- Task to carry out -
Search each line below for "heading", then return the lines where it appears.

[Records from a data source]
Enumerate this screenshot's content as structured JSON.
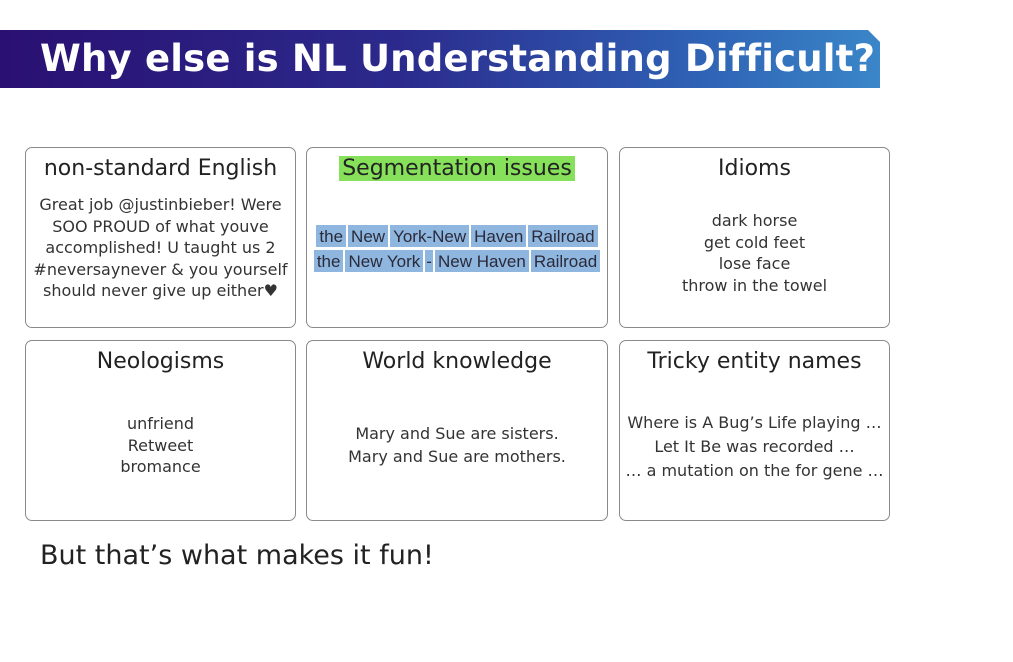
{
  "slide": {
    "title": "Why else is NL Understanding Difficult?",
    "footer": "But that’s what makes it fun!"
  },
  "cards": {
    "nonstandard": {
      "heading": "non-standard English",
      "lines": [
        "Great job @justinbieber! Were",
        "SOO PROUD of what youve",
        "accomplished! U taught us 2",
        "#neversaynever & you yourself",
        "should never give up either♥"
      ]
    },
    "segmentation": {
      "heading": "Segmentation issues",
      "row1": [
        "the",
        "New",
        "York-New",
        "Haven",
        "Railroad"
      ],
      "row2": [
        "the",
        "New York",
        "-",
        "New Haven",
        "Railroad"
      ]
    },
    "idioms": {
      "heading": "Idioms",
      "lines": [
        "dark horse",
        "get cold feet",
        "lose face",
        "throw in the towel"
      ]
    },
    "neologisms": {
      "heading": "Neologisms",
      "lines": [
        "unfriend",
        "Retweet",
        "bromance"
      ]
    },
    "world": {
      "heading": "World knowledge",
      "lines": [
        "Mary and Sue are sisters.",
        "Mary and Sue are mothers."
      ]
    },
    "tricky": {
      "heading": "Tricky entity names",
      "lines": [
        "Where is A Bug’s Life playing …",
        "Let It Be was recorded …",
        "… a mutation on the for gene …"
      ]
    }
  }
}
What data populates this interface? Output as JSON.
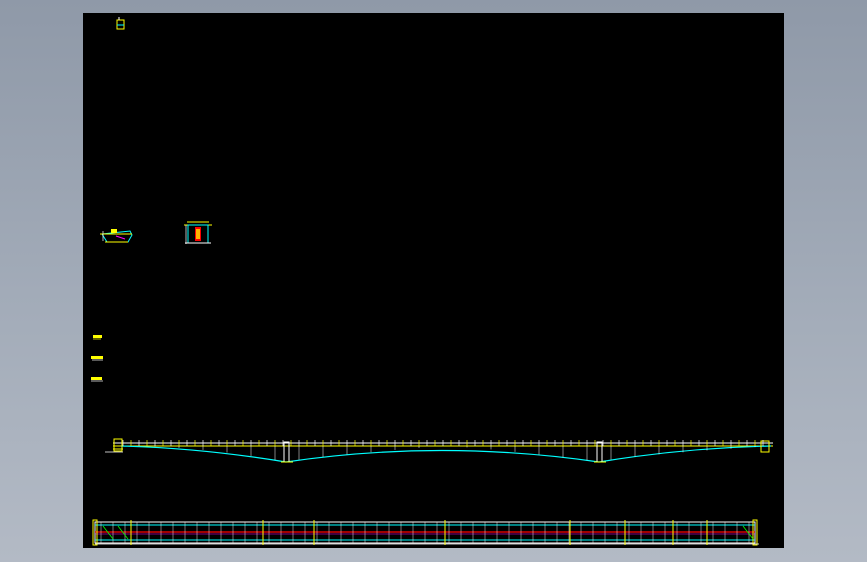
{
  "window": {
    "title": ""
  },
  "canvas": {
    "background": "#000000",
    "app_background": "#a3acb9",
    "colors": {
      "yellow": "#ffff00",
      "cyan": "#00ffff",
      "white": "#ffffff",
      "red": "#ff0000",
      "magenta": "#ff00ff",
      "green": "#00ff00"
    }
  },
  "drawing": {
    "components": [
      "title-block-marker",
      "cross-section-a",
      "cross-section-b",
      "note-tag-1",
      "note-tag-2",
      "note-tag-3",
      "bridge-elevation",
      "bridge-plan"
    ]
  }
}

- Response box -
      "heading": "non-standard English",
      "heading": "Segmentation issues",
      "heading": "Idioms",
      "heading": "Neologisms",
      "heading": "World knowledge",
      "heading": "Tricky entity names",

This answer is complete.